# [WHAT THE EXERCISE ASKS]
The output is a word-for-word repeat of the listing below, free of images.

# [WORKING DATA]
◆ ◆ ◆ ◆ ◆
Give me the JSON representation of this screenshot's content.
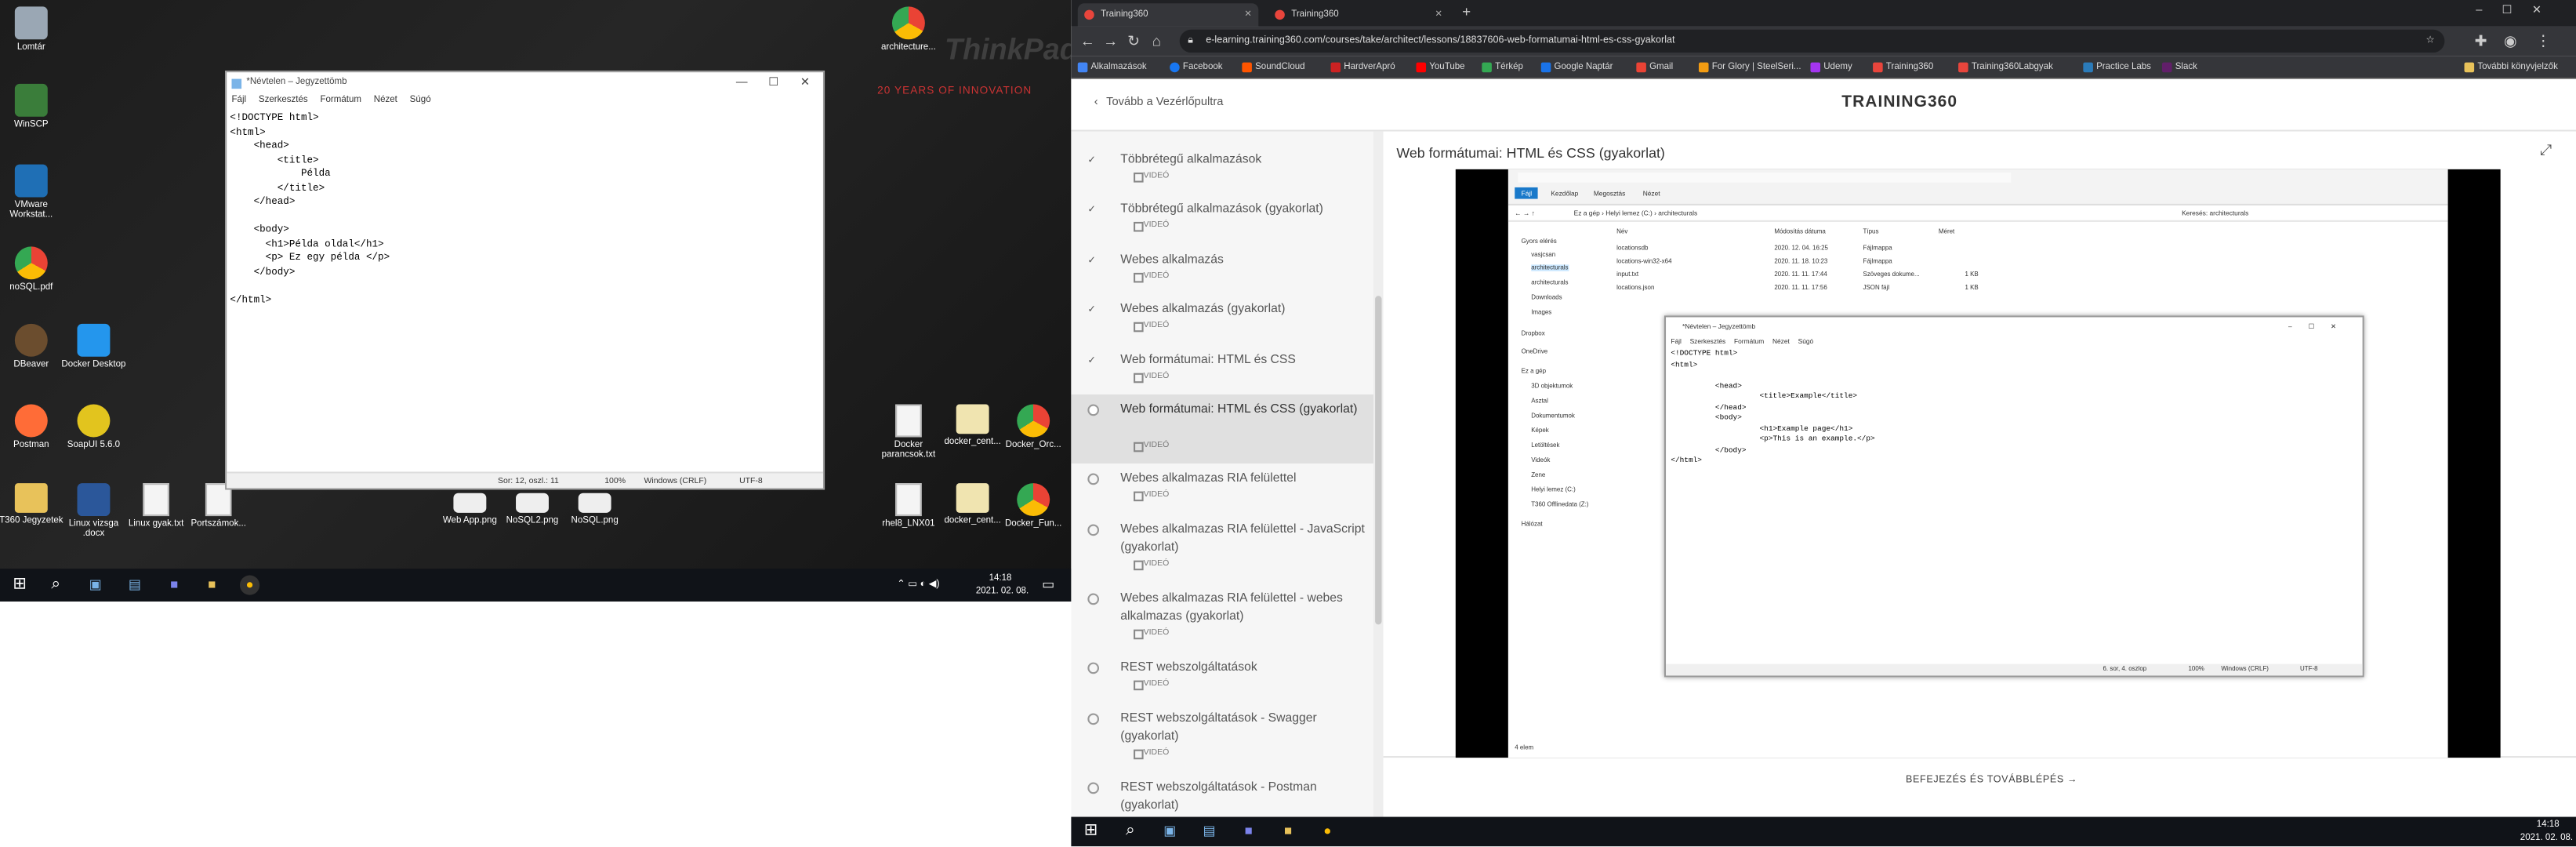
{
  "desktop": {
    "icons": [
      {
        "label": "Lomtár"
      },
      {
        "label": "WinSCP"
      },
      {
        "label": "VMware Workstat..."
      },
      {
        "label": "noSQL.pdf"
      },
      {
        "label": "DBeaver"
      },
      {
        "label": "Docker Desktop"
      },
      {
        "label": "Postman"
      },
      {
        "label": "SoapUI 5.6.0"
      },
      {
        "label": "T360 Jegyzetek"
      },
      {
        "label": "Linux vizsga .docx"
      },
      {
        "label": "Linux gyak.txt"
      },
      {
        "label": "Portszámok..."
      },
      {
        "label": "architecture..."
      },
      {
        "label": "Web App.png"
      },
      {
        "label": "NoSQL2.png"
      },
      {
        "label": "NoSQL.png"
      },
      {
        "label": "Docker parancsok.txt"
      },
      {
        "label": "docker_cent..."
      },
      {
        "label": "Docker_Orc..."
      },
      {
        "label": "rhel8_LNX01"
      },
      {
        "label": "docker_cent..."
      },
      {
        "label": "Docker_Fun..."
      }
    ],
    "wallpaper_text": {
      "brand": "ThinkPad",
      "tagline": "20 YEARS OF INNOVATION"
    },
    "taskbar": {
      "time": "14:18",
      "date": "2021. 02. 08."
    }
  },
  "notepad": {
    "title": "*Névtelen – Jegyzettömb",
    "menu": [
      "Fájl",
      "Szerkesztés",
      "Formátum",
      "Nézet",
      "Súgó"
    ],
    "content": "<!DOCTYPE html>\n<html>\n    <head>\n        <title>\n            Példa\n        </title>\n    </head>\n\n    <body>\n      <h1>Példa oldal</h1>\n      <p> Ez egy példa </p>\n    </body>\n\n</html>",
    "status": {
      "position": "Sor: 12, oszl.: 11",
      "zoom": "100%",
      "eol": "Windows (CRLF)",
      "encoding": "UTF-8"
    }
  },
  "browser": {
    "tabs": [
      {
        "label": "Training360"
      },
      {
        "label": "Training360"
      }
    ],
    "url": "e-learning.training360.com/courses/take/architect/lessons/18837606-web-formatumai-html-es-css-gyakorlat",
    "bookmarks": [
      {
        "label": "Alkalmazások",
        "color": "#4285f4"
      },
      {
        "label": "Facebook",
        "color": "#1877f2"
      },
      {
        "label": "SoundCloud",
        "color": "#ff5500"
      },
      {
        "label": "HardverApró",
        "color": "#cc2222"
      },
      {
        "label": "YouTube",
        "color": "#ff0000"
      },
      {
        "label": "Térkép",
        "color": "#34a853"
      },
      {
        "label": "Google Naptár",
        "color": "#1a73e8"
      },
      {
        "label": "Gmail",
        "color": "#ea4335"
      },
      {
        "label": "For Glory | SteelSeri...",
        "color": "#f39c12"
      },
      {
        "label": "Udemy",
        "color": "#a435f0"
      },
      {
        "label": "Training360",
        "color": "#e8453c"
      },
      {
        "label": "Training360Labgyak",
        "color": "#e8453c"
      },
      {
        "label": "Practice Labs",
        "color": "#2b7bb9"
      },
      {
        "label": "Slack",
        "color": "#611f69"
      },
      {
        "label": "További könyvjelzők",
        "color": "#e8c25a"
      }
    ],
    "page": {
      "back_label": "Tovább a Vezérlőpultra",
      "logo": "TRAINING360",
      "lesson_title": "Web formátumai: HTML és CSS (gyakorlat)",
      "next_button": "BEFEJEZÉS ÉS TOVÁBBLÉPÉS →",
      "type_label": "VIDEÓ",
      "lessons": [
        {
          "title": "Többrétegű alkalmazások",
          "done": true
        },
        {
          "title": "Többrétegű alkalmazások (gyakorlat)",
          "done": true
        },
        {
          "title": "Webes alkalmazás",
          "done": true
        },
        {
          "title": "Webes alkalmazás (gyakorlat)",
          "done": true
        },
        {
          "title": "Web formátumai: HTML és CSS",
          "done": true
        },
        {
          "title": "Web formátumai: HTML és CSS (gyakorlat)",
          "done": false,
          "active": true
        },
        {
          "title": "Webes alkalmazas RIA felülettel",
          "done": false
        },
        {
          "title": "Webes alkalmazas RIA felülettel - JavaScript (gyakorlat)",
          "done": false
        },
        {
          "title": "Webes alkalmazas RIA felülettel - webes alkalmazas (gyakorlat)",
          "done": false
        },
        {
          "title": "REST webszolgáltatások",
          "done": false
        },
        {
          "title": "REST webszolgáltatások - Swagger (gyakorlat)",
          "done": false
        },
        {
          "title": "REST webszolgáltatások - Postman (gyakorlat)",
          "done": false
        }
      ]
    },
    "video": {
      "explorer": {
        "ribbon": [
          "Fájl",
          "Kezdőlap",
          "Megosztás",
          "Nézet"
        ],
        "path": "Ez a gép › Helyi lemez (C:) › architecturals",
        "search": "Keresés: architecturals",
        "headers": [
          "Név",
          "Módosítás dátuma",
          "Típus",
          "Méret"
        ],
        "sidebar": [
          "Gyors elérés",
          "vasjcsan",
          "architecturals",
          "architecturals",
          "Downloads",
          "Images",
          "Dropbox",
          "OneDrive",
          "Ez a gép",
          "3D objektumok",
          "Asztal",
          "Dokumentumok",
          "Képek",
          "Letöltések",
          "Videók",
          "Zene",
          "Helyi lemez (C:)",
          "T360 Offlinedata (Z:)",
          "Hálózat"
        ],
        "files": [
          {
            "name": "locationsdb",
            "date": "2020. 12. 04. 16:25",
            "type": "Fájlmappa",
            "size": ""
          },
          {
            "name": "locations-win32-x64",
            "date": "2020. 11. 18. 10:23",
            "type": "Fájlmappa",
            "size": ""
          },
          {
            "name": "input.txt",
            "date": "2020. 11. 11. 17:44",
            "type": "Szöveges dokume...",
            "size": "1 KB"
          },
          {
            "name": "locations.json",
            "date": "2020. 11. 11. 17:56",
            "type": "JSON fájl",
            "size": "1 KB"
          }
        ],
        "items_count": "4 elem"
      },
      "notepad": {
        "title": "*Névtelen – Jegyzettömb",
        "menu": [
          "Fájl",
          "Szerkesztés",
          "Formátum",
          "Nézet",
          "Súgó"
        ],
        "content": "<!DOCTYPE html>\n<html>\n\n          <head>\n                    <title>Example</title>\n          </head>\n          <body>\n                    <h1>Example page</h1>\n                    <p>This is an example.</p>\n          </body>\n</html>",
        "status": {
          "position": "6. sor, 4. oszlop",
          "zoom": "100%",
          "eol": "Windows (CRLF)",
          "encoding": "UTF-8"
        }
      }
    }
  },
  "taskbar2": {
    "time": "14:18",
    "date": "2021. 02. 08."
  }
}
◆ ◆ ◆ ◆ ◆
# [WRITTEN SOLUTION]
Give me the JSON representation of this screenshot's content.
{
  "desktop": {
    "icons": [
      {
        "label": "Lomtár"
      },
      {
        "label": "WinSCP"
      },
      {
        "label": "VMware Workstat..."
      },
      {
        "label": "noSQL.pdf"
      },
      {
        "label": "DBeaver"
      },
      {
        "label": "Docker Desktop"
      },
      {
        "label": "Postman"
      },
      {
        "label": "SoapUI 5.6.0"
      },
      {
        "label": "T360 Jegyzetek"
      },
      {
        "label": "Linux vizsga .docx"
      },
      {
        "label": "Linux gyak.txt"
      },
      {
        "label": "Portszámok..."
      },
      {
        "label": "architecture..."
      },
      {
        "label": "Web App.png"
      },
      {
        "label": "NoSQL2.png"
      },
      {
        "label": "NoSQL.png"
      },
      {
        "label": "Docker parancsok.txt"
      },
      {
        "label": "docker_cent..."
      },
      {
        "label": "Docker_Orc..."
      },
      {
        "label": "rhel8_LNX01"
      },
      {
        "label": "docker_cent..."
      },
      {
        "label": "Docker_Fun..."
      }
    ],
    "wallpaper_text": {
      "brand": "ThinkPad",
      "tagline": "20 YEARS OF INNOVATION"
    },
    "taskbar": {
      "time": "14:18",
      "date": "2021. 02. 08."
    }
  },
  "notepad": {
    "title": "*Névtelen – Jegyzettömb",
    "menu": [
      "Fájl",
      "Szerkesztés",
      "Formátum",
      "Nézet",
      "Súgó"
    ],
    "content": "<!DOCTYPE html>\n<html>\n    <head>\n        <title>\n            Példa\n        </title>\n    </head>\n\n    <body>\n      <h1>Példa oldal</h1>\n      <p> Ez egy példa </p>\n    </body>\n\n</html>",
    "status": {
      "position": "Sor: 12, oszl.: 11",
      "zoom": "100%",
      "eol": "Windows (CRLF)",
      "encoding": "UTF-8"
    }
  },
  "browser": {
    "tabs": [
      {
        "label": "Training360"
      },
      {
        "label": "Training360"
      }
    ],
    "url": "e-learning.training360.com/courses/take/architect/lessons/18837606-web-formatumai-html-es-css-gyakorlat",
    "bookmarks": [
      {
        "label": "Alkalmazások",
        "color": "#4285f4"
      },
      {
        "label": "Facebook",
        "color": "#1877f2"
      },
      {
        "label": "SoundCloud",
        "color": "#ff5500"
      },
      {
        "label": "HardverApró",
        "color": "#cc2222"
      },
      {
        "label": "YouTube",
        "color": "#ff0000"
      },
      {
        "label": "Térkép",
        "color": "#34a853"
      },
      {
        "label": "Google Naptár",
        "color": "#1a73e8"
      },
      {
        "label": "Gmail",
        "color": "#ea4335"
      },
      {
        "label": "For Glory | SteelSeri...",
        "color": "#f39c12"
      },
      {
        "label": "Udemy",
        "color": "#a435f0"
      },
      {
        "label": "Training360",
        "color": "#e8453c"
      },
      {
        "label": "Training360Labgyak",
        "color": "#e8453c"
      },
      {
        "label": "Practice Labs",
        "color": "#2b7bb9"
      },
      {
        "label": "Slack",
        "color": "#611f69"
      },
      {
        "label": "További könyvjelzők",
        "color": "#e8c25a"
      }
    ],
    "page": {
      "back_label": "Tovább a Vezérlőpultra",
      "logo": "TRAINING360",
      "lesson_title": "Web formátumai: HTML és CSS (gyakorlat)",
      "next_button": "BEFEJEZÉS ÉS TOVÁBBLÉPÉS →",
      "type_label": "VIDEÓ",
      "lessons": [
        {
          "title": "Többrétegű alkalmazások",
          "done": true
        },
        {
          "title": "Többrétegű alkalmazások (gyakorlat)",
          "done": true
        },
        {
          "title": "Webes alkalmazás",
          "done": true
        },
        {
          "title": "Webes alkalmazás (gyakorlat)",
          "done": true
        },
        {
          "title": "Web formátumai: HTML és CSS",
          "done": true
        },
        {
          "title": "Web formátumai: HTML és CSS (gyakorlat)",
          "done": false,
          "active": true
        },
        {
          "title": "Webes alkalmazas RIA felülettel",
          "done": false
        },
        {
          "title": "Webes alkalmazas RIA felülettel - JavaScript (gyakorlat)",
          "done": false
        },
        {
          "title": "Webes alkalmazas RIA felülettel - webes alkalmazas (gyakorlat)",
          "done": false
        },
        {
          "title": "REST webszolgáltatások",
          "done": false
        },
        {
          "title": "REST webszolgáltatások - Swagger (gyakorlat)",
          "done": false
        },
        {
          "title": "REST webszolgáltatások - Postman (gyakorlat)",
          "done": false
        }
      ]
    },
    "video": {
      "explorer": {
        "ribbon": [
          "Fájl",
          "Kezdőlap",
          "Megosztás",
          "Nézet"
        ],
        "path": "Ez a gép › Helyi lemez (C:) › architecturals",
        "search": "Keresés: architecturals",
        "headers": [
          "Név",
          "Módosítás dátuma",
          "Típus",
          "Méret"
        ],
        "sidebar": [
          "Gyors elérés",
          "vasjcsan",
          "architecturals",
          "architecturals",
          "Downloads",
          "Images",
          "Dropbox",
          "OneDrive",
          "Ez a gép",
          "3D objektumok",
          "Asztal",
          "Dokumentumok",
          "Képek",
          "Letöltések",
          "Videók",
          "Zene",
          "Helyi lemez (C:)",
          "T360 Offlinedata (Z:)",
          "Hálózat"
        ],
        "files": [
          {
            "name": "locationsdb",
            "date": "2020. 12. 04. 16:25",
            "type": "Fájlmappa",
            "size": ""
          },
          {
            "name": "locations-win32-x64",
            "date": "2020. 11. 18. 10:23",
            "type": "Fájlmappa",
            "size": ""
          },
          {
            "name": "input.txt",
            "date": "2020. 11. 11. 17:44",
            "type": "Szöveges dokume...",
            "size": "1 KB"
          },
          {
            "name": "locations.json",
            "date": "2020. 11. 11. 17:56",
            "type": "JSON fájl",
            "size": "1 KB"
          }
        ],
        "items_count": "4 elem"
      },
      "notepad": {
        "title": "*Névtelen – Jegyzettömb",
        "menu": [
          "Fájl",
          "Szerkesztés",
          "Formátum",
          "Nézet",
          "Súgó"
        ],
        "content": "<!DOCTYPE html>\n<html>\n\n          <head>\n                    <title>Example</title>\n          </head>\n          <body>\n                    <h1>Example page</h1>\n                    <p>This is an example.</p>\n          </body>\n</html>",
        "status": {
          "position": "6. sor, 4. oszlop",
          "zoom": "100%",
          "eol": "Windows (CRLF)",
          "encoding": "UTF-8"
        }
      }
    }
  },
  "taskbar2": {
    "time": "14:18",
    "date": "2021. 02. 08."
  }
}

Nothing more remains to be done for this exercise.